Newspaper for Crossmaglen, South Armagh, Newry and Down.

Concerns raised over ‘dilapidated’ condition of NIHE flats

Concerns have been raised regarding the “dilapidated” condition of Clare House, a multi-storey building of Housing Executive flats in Newry’s North Street.

Speaking on behalf of the republican grouping Saoradh an Iúir, its vice-chairperson Anthony Coyle said a number of residents contacted the party recently with complaints of unfit conditions and poor maintenance of the building.  Mr Coyle also claimed that locks to the main access door were changed recently without the knowledge of some of the residents, one of whom was forced to sleep in their car as they could not get into their home.

Commenting after speaking to affected residents Mr Coyle said: “They explained several areas of concern to us regarding the state of disrepair the building is in.  Damp and condensation along with mould were just some of the issues raised.  The level of decay and deterioration of Clare House is completely unacceptable. It is in a state of disrepair and neglect with residents left waiting for long overdue repairs and improvements.

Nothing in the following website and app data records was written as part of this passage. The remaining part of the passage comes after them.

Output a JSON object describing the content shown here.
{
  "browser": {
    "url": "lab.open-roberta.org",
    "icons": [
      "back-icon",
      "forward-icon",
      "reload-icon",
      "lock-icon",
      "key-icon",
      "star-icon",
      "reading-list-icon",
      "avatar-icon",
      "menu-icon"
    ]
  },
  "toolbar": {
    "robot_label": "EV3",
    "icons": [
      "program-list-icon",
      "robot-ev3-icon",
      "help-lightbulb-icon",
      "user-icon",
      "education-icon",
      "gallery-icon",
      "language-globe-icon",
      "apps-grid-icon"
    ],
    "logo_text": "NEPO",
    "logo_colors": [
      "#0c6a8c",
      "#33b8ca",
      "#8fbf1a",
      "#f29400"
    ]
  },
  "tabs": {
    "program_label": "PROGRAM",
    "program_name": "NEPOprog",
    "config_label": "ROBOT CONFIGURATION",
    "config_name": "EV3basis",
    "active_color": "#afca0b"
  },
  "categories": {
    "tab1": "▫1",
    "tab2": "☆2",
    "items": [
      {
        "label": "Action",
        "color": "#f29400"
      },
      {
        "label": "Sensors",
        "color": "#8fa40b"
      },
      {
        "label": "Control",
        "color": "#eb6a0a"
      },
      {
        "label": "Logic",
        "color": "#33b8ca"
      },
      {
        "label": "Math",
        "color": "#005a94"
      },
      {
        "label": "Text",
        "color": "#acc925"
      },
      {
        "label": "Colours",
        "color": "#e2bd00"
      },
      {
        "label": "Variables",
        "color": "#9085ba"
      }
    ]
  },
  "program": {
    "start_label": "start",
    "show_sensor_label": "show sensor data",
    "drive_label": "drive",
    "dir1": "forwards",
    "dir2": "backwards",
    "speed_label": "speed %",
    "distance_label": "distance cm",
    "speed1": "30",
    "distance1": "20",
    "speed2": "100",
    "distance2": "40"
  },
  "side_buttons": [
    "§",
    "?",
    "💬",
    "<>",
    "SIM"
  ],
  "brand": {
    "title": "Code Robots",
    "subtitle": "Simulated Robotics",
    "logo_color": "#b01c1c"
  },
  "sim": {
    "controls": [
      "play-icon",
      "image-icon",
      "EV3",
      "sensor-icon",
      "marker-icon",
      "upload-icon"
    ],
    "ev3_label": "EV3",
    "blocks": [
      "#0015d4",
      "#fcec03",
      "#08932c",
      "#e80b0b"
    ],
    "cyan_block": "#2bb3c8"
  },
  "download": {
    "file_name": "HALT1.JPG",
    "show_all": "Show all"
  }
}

“To make matters worse, the Housing Executive recently changed the locks to the main door without consulting residents. This meant some residents were locked out of the building with one resident being forced to sleep in their car and another having to stay in a relative’s house,” he claimed.

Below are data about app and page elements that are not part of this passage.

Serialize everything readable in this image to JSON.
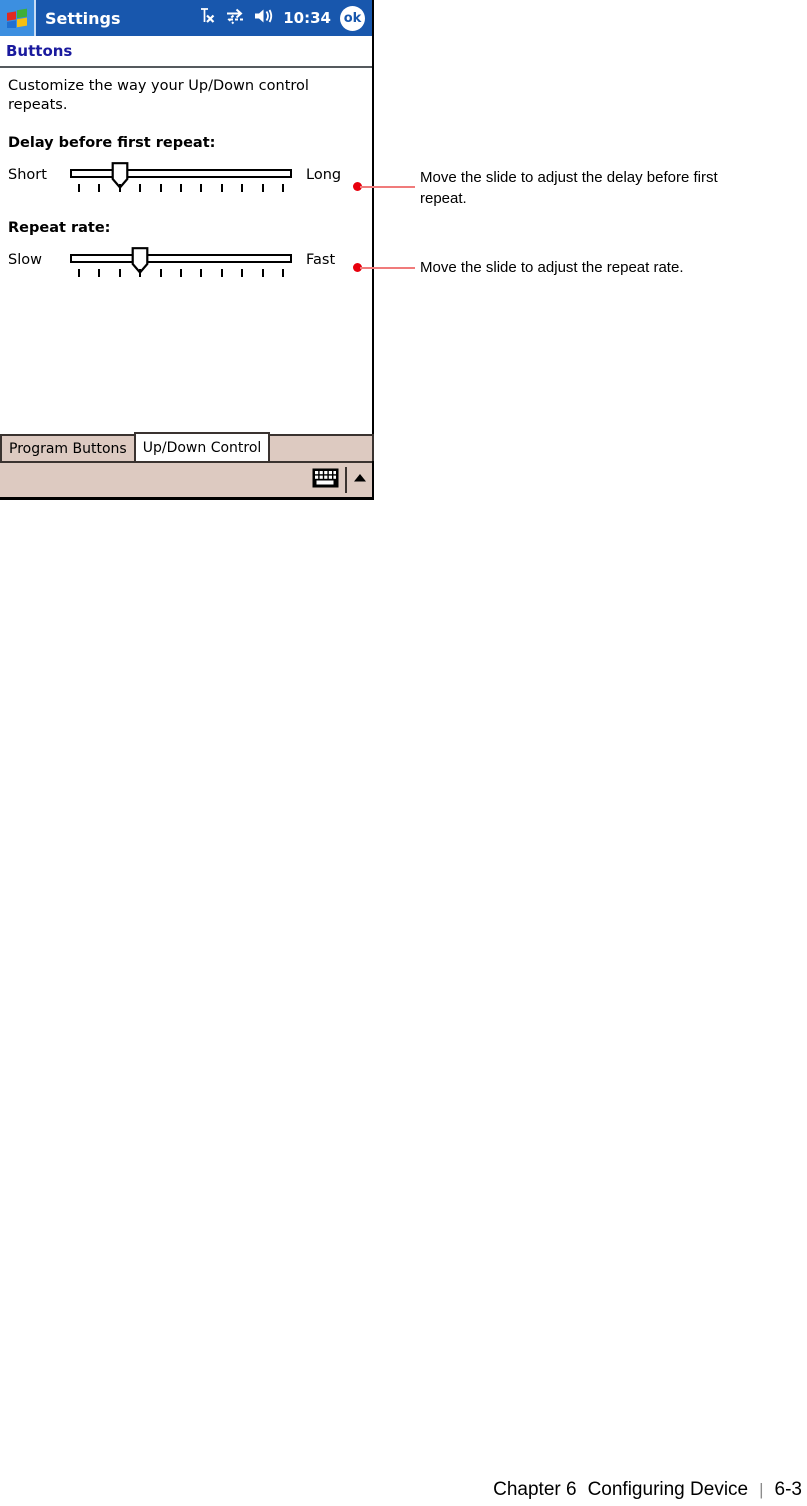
{
  "device": {
    "titlebar": {
      "start_icon": "windows-logo-icon",
      "title": "Settings",
      "icons": [
        {
          "name": "signal-no-service-icon",
          "glyph": "Tx"
        },
        {
          "name": "connectivity-icon",
          "glyph": "arrows"
        },
        {
          "name": "volume-speaker-icon",
          "glyph": "speaker"
        }
      ],
      "time": "10:34",
      "ok_label": "ok"
    },
    "page_title": "Buttons",
    "description": "Customize the way your Up/Down control repeats.",
    "settings": [
      {
        "id": "delay-before-first-repeat",
        "label": "Delay before first repeat:",
        "min_label": "Short",
        "max_label": "Long",
        "ticks": 11,
        "value_index": 2
      },
      {
        "id": "repeat-rate",
        "label": "Repeat rate:",
        "min_label": "Slow",
        "max_label": "Fast",
        "ticks": 11,
        "value_index": 3
      }
    ],
    "tabs": [
      {
        "label": "Program Buttons",
        "active": false
      },
      {
        "label": "Up/Down Control",
        "active": true
      },
      {
        "label": "",
        "active": false
      }
    ],
    "taskbar": {
      "keyboard_icon": "keyboard-icon",
      "input_selector_icon": "chevron-up-icon"
    }
  },
  "annotations": [
    {
      "id": "callout-delay",
      "text": "Move the slide to adjust the delay before first repeat."
    },
    {
      "id": "callout-repeat-rate",
      "text": "Move the slide to adjust the repeat rate."
    }
  ],
  "footer": {
    "chapter": "Chapter 6",
    "section": "Configuring Device",
    "separator": "|",
    "page": "6-3"
  },
  "colors": {
    "titlebar_blue": "#1857ad",
    "start_blue": "#3c8fe0",
    "header_navy": "#1a1a9e",
    "taskbar_tan": "#ddcac1",
    "callout_red": "#e8000d",
    "callout_line": "#f07b7b"
  }
}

“Not only that but residents are also paying a service charge for the upkeep and maintenance of the building when in fact it isn’t being maintained at all. Rather it is being neglected.”

Mr Coyle says the Housing Executive has a duty of care to the residents of Clare House and he called on the authority to ensure necessary maintenance work is carried out as soon as possible.

“The Housing Executive have a duty of care for residents of Clare House and we are hopeful they will abide by that responsibility,” he said.  “We simply want to see this is  brought to a satisfactory conclusion.  We are hopeful this will be rectified in due course and we will keep the residents updated with any progress.”

Responding to The Examiner’s request for comment, a spokesperson for NIHE said: “I can confirm that we changed the communal locks to the entry doors of Clare House on Wednesday 2 May, as the intercom system was being upgraded.  At that time the patch manager visited all of the flats with the community representative (who lives in Clare House), and left keys with neighbours if the resident was not available.  Local staff were made aware that one resident had difficulty accessing their home, but this was quickly resolved.

 “Tenants do not pay a service charge, this only applies to residents who have purchased their flats.  The service charge consists of costs such as buildings insurance, communal lighting and any charges incurred as a result of maintenance carried out to the building,” the spokesperson added.